The event, funded in part by a Substance Abuse and Mental Health Services Administration Community Talk Grant, will offer childcare and Spanish translation services.

During their meeting, members of Tualatin Together walked to the Tualatin Police Department to safely dispose of unused prescription drugs that were sitting in their medicine cabinets — heeding Wallace’s advice.

“If you have prescription drugs in your house, get rid of them now if you aren’t actively using them for acute pain,” Wallace said.

Because heroin is an opioid — in the same family as commonly prescribed pain medications such as codeine — addiction often begins when prescribed drugs are abused or stolen from other family members.

Most first-time opioid users find drugs in a family member’s or friend’s medicine cabinet.

Community effort

As a coalition, Tualatin Together brings together counselors, student resource officers and parents committed to reducing drug usage in schools.

Tualatin Together surveys students to be aware of evolving problems. While 20 years ago, programming might have focused on cigarette use, today the focus is on marijuana, alcohol and, increasingly, prescription drug abuse.

Through StandUp Tualatin, students pledge to be drug-free and build a drug-free culture.

“It’s amazing how much the culture around it is transforming. They’re the culture changers,” said Hillier.

Members talked about a momentum shift taking place at the high school level. StandUp Tualatin began with four or five members. Today, more than 40 students at Tualatin High School are committed club members.

Tuesday’s meeting was part of a series of discussions about different drug and alcohol-related epidemics. During prior public meetings this year, Tualatin Together members discussed vaping and marijuana edibles.

Parents discussed ways to address deeper-rooted reasons why some teens are drawn to drugs, ranging from genetics to academic and athletic pressure to feeling uncomfortable in their own skin.

Many shared personal stories of coping with a family member’s addiction.

“I’m living it right now,” said board member Angela Pettit. “Because my sons have both struggled with addiction.”

Pettit said the experience has taught her that early intervention and boundary-setting is crucial.

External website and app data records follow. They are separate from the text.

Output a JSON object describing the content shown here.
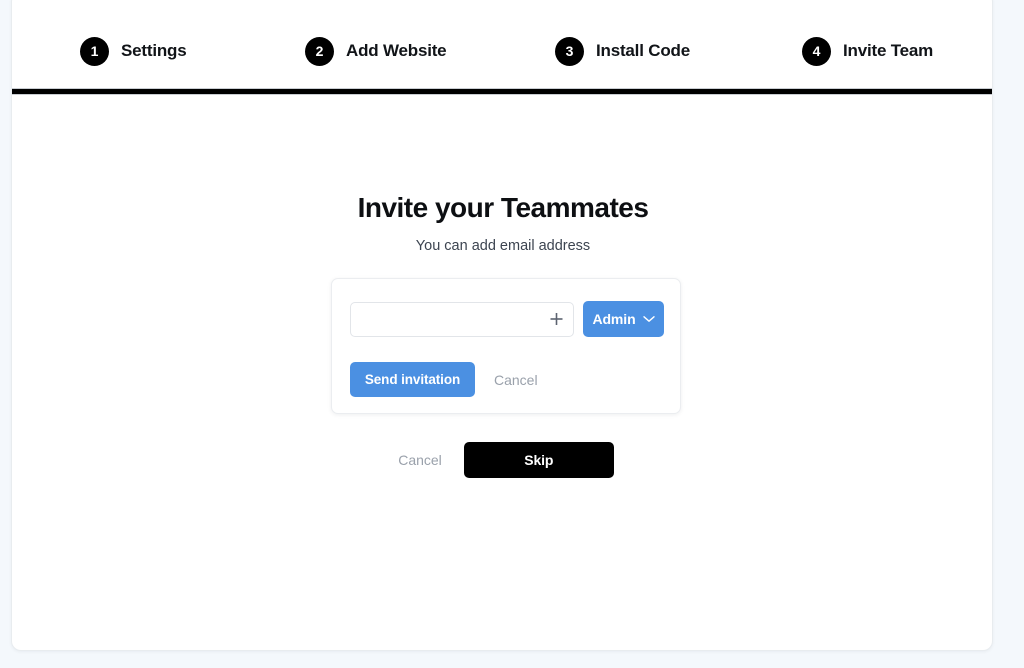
{
  "theme": {
    "page_background": "#f4f8fc",
    "card_background": "#ffffff",
    "accent_blue": "#4b90e2",
    "primary_black": "#000000",
    "muted_text": "#9aa1ab",
    "subtitle_text": "#3c4450"
  },
  "stepper": {
    "steps": [
      {
        "number": "1",
        "label": "Settings"
      },
      {
        "number": "2",
        "label": "Add Website"
      },
      {
        "number": "3",
        "label": "Install Code"
      },
      {
        "number": "4",
        "label": "Invite Team"
      }
    ]
  },
  "main": {
    "title": "Invite your Teammates",
    "subtitle": "You can add email address"
  },
  "invite_box": {
    "email_input": {
      "value": "",
      "placeholder": ""
    },
    "add_icon": "plus-icon",
    "role_dropdown": {
      "selected": "Admin",
      "chevron": "chevron-down-icon",
      "options": [
        "Admin"
      ]
    },
    "send_label": "Send invitation",
    "cancel_label": "Cancel"
  },
  "footer": {
    "cancel_label": "Cancel",
    "skip_label": "Skip"
  }
}
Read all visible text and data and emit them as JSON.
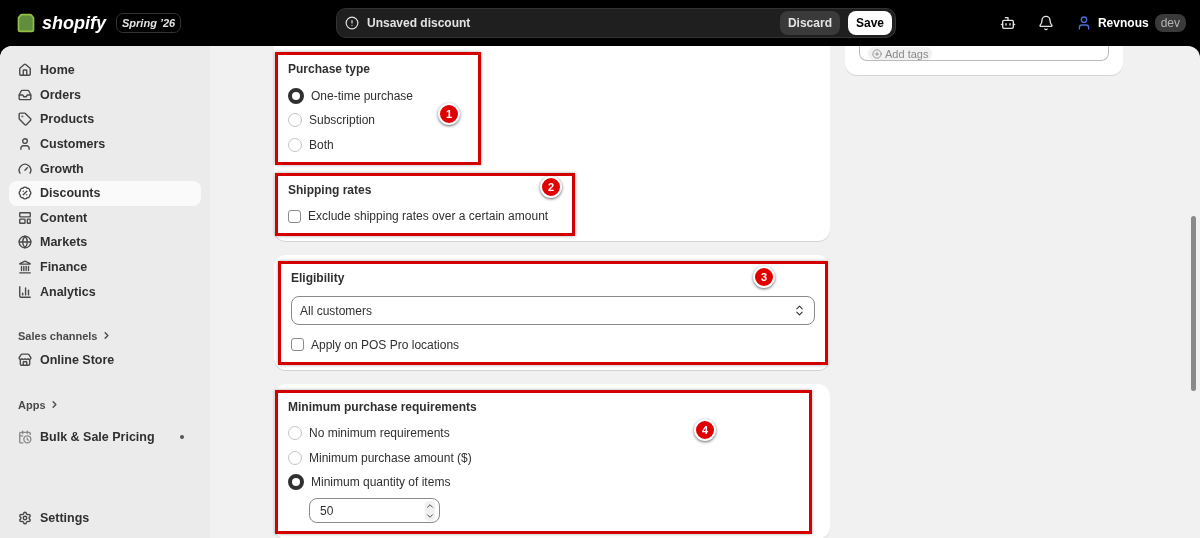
{
  "topbar": {
    "brand": "shopify",
    "edition": "Spring ’26",
    "notice": "Unsaved discount",
    "discard": "Discard",
    "save": "Save",
    "user": "Revnous",
    "env": "dev"
  },
  "sidebar": {
    "items": [
      {
        "kind": "nav",
        "label": "Home",
        "selected": false
      },
      {
        "kind": "nav",
        "label": "Orders",
        "selected": false
      },
      {
        "kind": "nav",
        "label": "Products",
        "selected": false
      },
      {
        "kind": "nav",
        "label": "Customers",
        "selected": false
      },
      {
        "kind": "nav",
        "label": "Growth",
        "selected": false
      },
      {
        "kind": "nav",
        "label": "Discounts",
        "selected": true
      },
      {
        "kind": "nav",
        "label": "Content",
        "selected": false
      },
      {
        "kind": "nav",
        "label": "Markets",
        "selected": false
      },
      {
        "kind": "nav",
        "label": "Finance",
        "selected": false
      },
      {
        "kind": "nav",
        "label": "Analytics",
        "selected": false
      },
      {
        "kind": "heading",
        "label": "Sales channels"
      },
      {
        "kind": "nav",
        "label": "Online Store",
        "selected": false
      },
      {
        "kind": "heading",
        "label": "Apps"
      },
      {
        "kind": "app",
        "label": "Bulk & Sale Pricing",
        "selected": false
      }
    ],
    "settings": "Settings"
  },
  "tags": {
    "label": "Add tags"
  },
  "purchase_type": {
    "title": "Purchase type",
    "callout": "1",
    "options": [
      {
        "label": "One-time purchase",
        "selected": true
      },
      {
        "label": "Subscription",
        "selected": false
      },
      {
        "label": "Both",
        "selected": false
      }
    ]
  },
  "shipping_rates": {
    "title": "Shipping rates",
    "callout": "2",
    "checkbox": {
      "label": "Exclude shipping rates over a certain amount",
      "checked": false
    }
  },
  "eligibility": {
    "title": "Eligibility",
    "callout": "3",
    "select": "All customers",
    "checkbox": {
      "label": "Apply on POS Pro locations",
      "checked": false
    }
  },
  "minimum": {
    "title": "Minimum purchase requirements",
    "callout": "4",
    "options": [
      {
        "label": "No minimum requirements",
        "selected": false
      },
      {
        "label": "Minimum purchase amount ($)",
        "selected": false
      },
      {
        "label": "Minimum quantity of items",
        "selected": true
      }
    ],
    "quantity": "50"
  }
}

“It’s about really taking a stand to keep them drug- and alcohol-free in high school,” she said. “And I think people are gaining more awareness now.”